for the filing came from Comoros and how much from the law firm.)
For those who
have not memorized all of the world’s smaller countries, the Comoros Islands are
off the southeastern coast of Africa, near Madagascar. They, or Elmadag, have
catapulted from obscurity onto the big-time stage of the Israeli-Palestinian-
Turkish conflict, because technically they say that since the Marmara registered
and flew the flag of Comoros about two weeks before the incident, the incident
actually occurred on Comoros’s “territory.”
So four years after starting
a still-unsuccessful campaign to bring Israel before the ICC – including
achieving statehood recognition from the UN General Assembly – the Palestinians
and their supporters may have found an unlikely end-run to give Israel legal
How worried should Israel be? Well, Comoros’s filing gets past
the statehood threshold problem that has been holding up the Palestinians so
far; no one says Comoros is not a state.
But the statehood issue is only
one of several jurisdictional- threshold questions that can stop a case from
going from a preliminary examination to a full investigation, an on to an
So there are many preliminary legal issues that could stop
this train before it leaves the station, such as whether registering and placing
a flag on a ship from Turkey some two weeks before an incident can really make
the ship Comoros’s “territory.”
Another major difficulty is Comoros’s
claim that Israel has failed to investigate itself.
The ICC does not
intervene where a country impartially and promptly investigates allegations of
crimes in its territory (even if the investigation does not result in
Comoros cites the vital nature of the IDF to Israel as
evidence that Israel cannot investigate itself. It also cites the allegations of
possible war crimes from the UN Human Rights Council Report on the flotilla,
arguing that these are allegations the ICC must investigate.
is that the UN Palmer Report, sponsored by the Secretary-General’s Office, came
to very different conclusions than the UN Human Rights Council Report did – such
as declaring Israel’s blockade of Gaza legal.
The Palmer Report does say
that Israel used excessive force, but it also recognizes that IDF soldiers were
under attack, making war crimes arguments difficult.
Besides the Palmer
Report, the Turkel Commission Reports I and II investigated the flotilla in
detail, including calling the prime minister, defense minister, IDF chief of
staff and others to testify. Along with independent observers, it found that the
mistakes Israel may have made were not criminal. The second part of the report,
while recommending 19 changes to the country’s system of self-investigations,
overall pronounced Israel able to investigate itself objectively.
ignores these documents, which could undermine its credibility with the ICC
There is also a “gravity” requirement, meaning the ICC only
investigates the most serious war crimes, such as murder on a massive scale,
usually arising out of extended and widespread hostilities.
to enlarge the volume of the alleged crimes by focusing not only on the small
number of dead activists, nine, but also on the 600 activists it says were
It cites recent ICC cases saying that the gravity

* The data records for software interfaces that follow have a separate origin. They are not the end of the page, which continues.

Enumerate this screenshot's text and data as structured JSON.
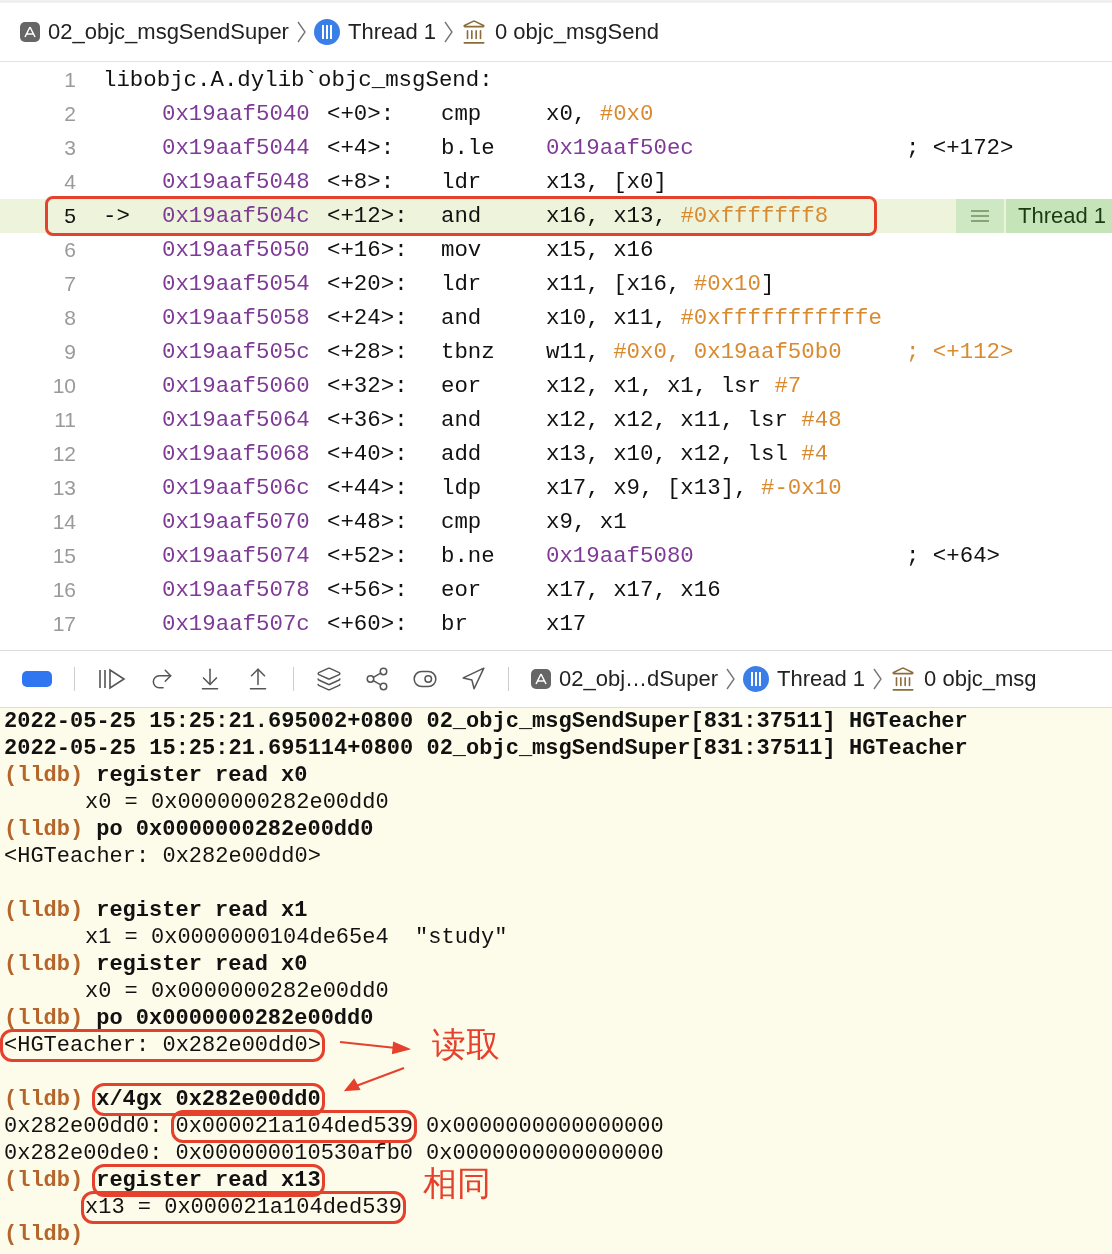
{
  "jump_bar": [
    {
      "kind": "app",
      "label": "02_objc_msgSendSuper"
    },
    {
      "kind": "thread",
      "label": "Thread 1"
    },
    {
      "kind": "frame",
      "label": "0 objc_msgSend"
    }
  ],
  "disassembly": [
    {
      "num": "1",
      "kind": "label",
      "text": "libobjc.A.dylib`objc_msgSend:",
      "current": false,
      "boxed": false
    },
    {
      "num": "2",
      "kind": "instruction",
      "address": "0x19aaf5040",
      "offset": "<+0>:",
      "mnemonic": "cmp",
      "operands": [
        {
          "text": "x0, ",
          "kind": "plain"
        },
        {
          "text": "#0x0",
          "kind": "literal"
        }
      ],
      "current": false,
      "boxed": false
    },
    {
      "num": "3",
      "kind": "instruction",
      "address": "0x19aaf5044",
      "offset": "<+4>:",
      "mnemonic": "b.le",
      "operands": [
        {
          "text": "0x19aaf50ec",
          "kind": "address"
        }
      ],
      "comment": {
        "text": "; <+172>",
        "kind": "plain"
      },
      "current": false,
      "boxed": false
    },
    {
      "num": "4",
      "kind": "instruction",
      "address": "0x19aaf5048",
      "offset": "<+8>:",
      "mnemonic": "ldr",
      "operands": [
        {
          "text": "x13, [x0]",
          "kind": "plain"
        }
      ],
      "current": false,
      "boxed": false
    },
    {
      "num": "5",
      "kind": "instruction",
      "pc_arrow": "->",
      "address": "0x19aaf504c",
      "offset": "<+12>:",
      "mnemonic": "and",
      "operands": [
        {
          "text": "x16, x13, ",
          "kind": "plain"
        },
        {
          "text": "#0xfffffff8",
          "kind": "literal"
        }
      ],
      "badge": "Thread 1",
      "current": true,
      "boxed": true
    },
    {
      "num": "6",
      "kind": "instruction",
      "address": "0x19aaf5050",
      "offset": "<+16>:",
      "mnemonic": "mov",
      "operands": [
        {
          "text": "x15, x16",
          "kind": "plain"
        }
      ],
      "current": false,
      "boxed": false
    },
    {
      "num": "7",
      "kind": "instruction",
      "address": "0x19aaf5054",
      "offset": "<+20>:",
      "mnemonic": "ldr",
      "operands": [
        {
          "text": "x11, [x16, ",
          "kind": "plain"
        },
        {
          "text": "#0x10",
          "kind": "literal"
        },
        {
          "text": "]",
          "kind": "plain"
        }
      ],
      "current": false,
      "boxed": false
    },
    {
      "num": "8",
      "kind": "instruction",
      "address": "0x19aaf5058",
      "offset": "<+24>:",
      "mnemonic": "and",
      "operands": [
        {
          "text": "x10, x11, ",
          "kind": "plain"
        },
        {
          "text": "#0xfffffffffffe",
          "kind": "literal"
        }
      ],
      "current": false,
      "boxed": false
    },
    {
      "num": "9",
      "kind": "instruction",
      "address": "0x19aaf505c",
      "offset": "<+28>:",
      "mnemonic": "tbnz",
      "operands": [
        {
          "text": "w11, ",
          "kind": "plain"
        },
        {
          "text": "#0x0, 0x19aaf50b0",
          "kind": "literal"
        }
      ],
      "comment": {
        "text": "; <+112>",
        "kind": "literal"
      },
      "current": false,
      "boxed": false
    },
    {
      "num": "10",
      "kind": "instruction",
      "address": "0x19aaf5060",
      "offset": "<+32>:",
      "mnemonic": "eor",
      "operands": [
        {
          "text": "x12, x1, x1, lsr ",
          "kind": "plain"
        },
        {
          "text": "#7",
          "kind": "literal"
        }
      ],
      "current": false,
      "boxed": false
    },
    {
      "num": "11",
      "kind": "instruction",
      "address": "0x19aaf5064",
      "offset": "<+36>:",
      "mnemonic": "and",
      "operands": [
        {
          "text": "x12, x12, x11, lsr ",
          "kind": "plain"
        },
        {
          "text": "#48",
          "kind": "literal"
        }
      ],
      "current": false,
      "boxed": false
    },
    {
      "num": "12",
      "kind": "instruction",
      "address": "0x19aaf5068",
      "offset": "<+40>:",
      "mnemonic": "add",
      "operands": [
        {
          "text": "x13, x10, x12, lsl ",
          "kind": "plain"
        },
        {
          "text": "#4",
          "kind": "literal"
        }
      ],
      "current": false,
      "boxed": false
    },
    {
      "num": "13",
      "kind": "instruction",
      "address": "0x19aaf506c",
      "offset": "<+44>:",
      "mnemonic": "ldp",
      "operands": [
        {
          "text": "x17, x9, [x13], ",
          "kind": "plain"
        },
        {
          "text": "#-0x10",
          "kind": "literal"
        }
      ],
      "current": false,
      "boxed": false
    },
    {
      "num": "14",
      "kind": "instruction",
      "address": "0x19aaf5070",
      "offset": "<+48>:",
      "mnemonic": "cmp",
      "operands": [
        {
          "text": "x9, x1",
          "kind": "plain"
        }
      ],
      "current": false,
      "boxed": false
    },
    {
      "num": "15",
      "kind": "instruction",
      "address": "0x19aaf5074",
      "offset": "<+52>:",
      "mnemonic": "b.ne",
      "operands": [
        {
          "text": "0x19aaf5080",
          "kind": "address"
        }
      ],
      "comment": {
        "text": "; <+64>",
        "kind": "plain"
      },
      "current": false,
      "boxed": false
    },
    {
      "num": "16",
      "kind": "instruction",
      "address": "0x19aaf5078",
      "offset": "<+56>:",
      "mnemonic": "eor",
      "operands": [
        {
          "text": "x17, x17, x16",
          "kind": "plain"
        }
      ],
      "current": false,
      "boxed": false
    },
    {
      "num": "17",
      "kind": "instruction",
      "address": "0x19aaf507c",
      "offset": "<+60>:",
      "mnemonic": "br",
      "operands": [
        {
          "text": "x17",
          "kind": "plain"
        }
      ],
      "current": false,
      "boxed": false
    }
  ],
  "debug_bar": {
    "breakpoints_active": true,
    "jump_bar": [
      {
        "kind": "app",
        "label": "02_obj…dSuper"
      },
      {
        "kind": "thread",
        "label": "Thread 1"
      },
      {
        "kind": "frame",
        "label": "0 objc_msg"
      }
    ]
  },
  "console": [
    {
      "kind": "log",
      "segments": [
        {
          "text": "2022-05-25 15:25:21.695002+0800 02_objc_msgSendSuper[831:37511] HGTeacher",
          "boxed": false
        }
      ]
    },
    {
      "kind": "log",
      "segments": [
        {
          "text": "2022-05-25 15:25:21.695114+0800 02_objc_msgSendSuper[831:37511] HGTeacher",
          "boxed": false
        }
      ]
    },
    {
      "kind": "command",
      "prompt": "(lldb)",
      "segments": [
        {
          "text": "register read x0",
          "boxed": false
        }
      ]
    },
    {
      "kind": "register",
      "segments": [
        {
          "text": "x0 = 0x0000000282e00dd0",
          "boxed": false
        }
      ]
    },
    {
      "kind": "command",
      "prompt": "(lldb)",
      "segments": [
        {
          "text": "po 0x0000000282e00dd0",
          "boxed": false
        }
      ]
    },
    {
      "kind": "output",
      "segments": [
        {
          "text": "<HGTeacher: 0x282e00dd0>",
          "boxed": false
        }
      ]
    },
    {
      "kind": "blank"
    },
    {
      "kind": "command",
      "prompt": "(lldb)",
      "segments": [
        {
          "text": "register read x1",
          "boxed": false
        }
      ]
    },
    {
      "kind": "register",
      "segments": [
        {
          "text": "x1 = 0x0000000104de65e4  \"study\"",
          "boxed": false
        }
      ]
    },
    {
      "kind": "command",
      "prompt": "(lldb)",
      "segments": [
        {
          "text": "register read x0",
          "boxed": false
        }
      ]
    },
    {
      "kind": "register",
      "segments": [
        {
          "text": "x0 = 0x0000000282e00dd0",
          "boxed": false
        }
      ]
    },
    {
      "kind": "command",
      "prompt": "(lldb)",
      "segments": [
        {
          "text": "po 0x0000000282e00dd0",
          "boxed": false
        }
      ]
    },
    {
      "kind": "output",
      "segments": [
        {
          "text": "<HGTeacher: 0x282e00dd0>",
          "boxed": true
        }
      ],
      "note": "读取"
    },
    {
      "kind": "blank"
    },
    {
      "kind": "command",
      "prompt": "(lldb)",
      "segments": [
        {
          "text": "x/4gx 0x282e00dd0",
          "boxed": true
        }
      ]
    },
    {
      "kind": "output",
      "segments": [
        {
          "text": "0x282e00dd0:",
          "boxed": false
        },
        {
          "text": "0x000021a104ded539",
          "boxed": true
        },
        {
          "text": "0x0000000000000000",
          "boxed": false
        }
      ]
    },
    {
      "kind": "output",
      "segments": [
        {
          "text": "0x282e00de0:",
          "boxed": false
        },
        {
          "text": "0x000000010530afb0",
          "boxed": false
        },
        {
          "text": "0x0000000000000000",
          "boxed": false
        }
      ]
    },
    {
      "kind": "command",
      "prompt": "(lldb)",
      "segments": [
        {
          "text": "register read x13",
          "boxed": true
        }
      ],
      "note": "相同"
    },
    {
      "kind": "register",
      "segments": [
        {
          "text": "x13 = 0x000021a104ded539",
          "boxed": true
        }
      ]
    },
    {
      "kind": "command",
      "prompt": "(lldb)"
    }
  ]
}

requirement is subjective, not objective, and that drafters of the Rome Statute
– which governs the ICC – specifically left out the number of dead victims
required to open a case.
But reference to the cases the ICC has taken
show that there are no similar cases with as few as nine dead in one situation,
and the allegations regarding the 600 passengers appear to mix and match alleged
crimes that might be ICC-worthy, with allegations that sound closer to
inconvenience than to a reason for a war crimes trial.
With all of these
question marks, Israel probably does not have much to worry about, and the
bigger question is why Comoros- Elmadag has chosen this moment to essentially
re-file old claims that were filed in 2010 and went nowhere.
handles the case may reveal more, but with the wind blowing against the sails of
Comoros’s legal attack, the most likely motive for the move is a desperate
attempt to undermine the Turkey-Israel deal that is on the verge of putting the
entire incident in the past.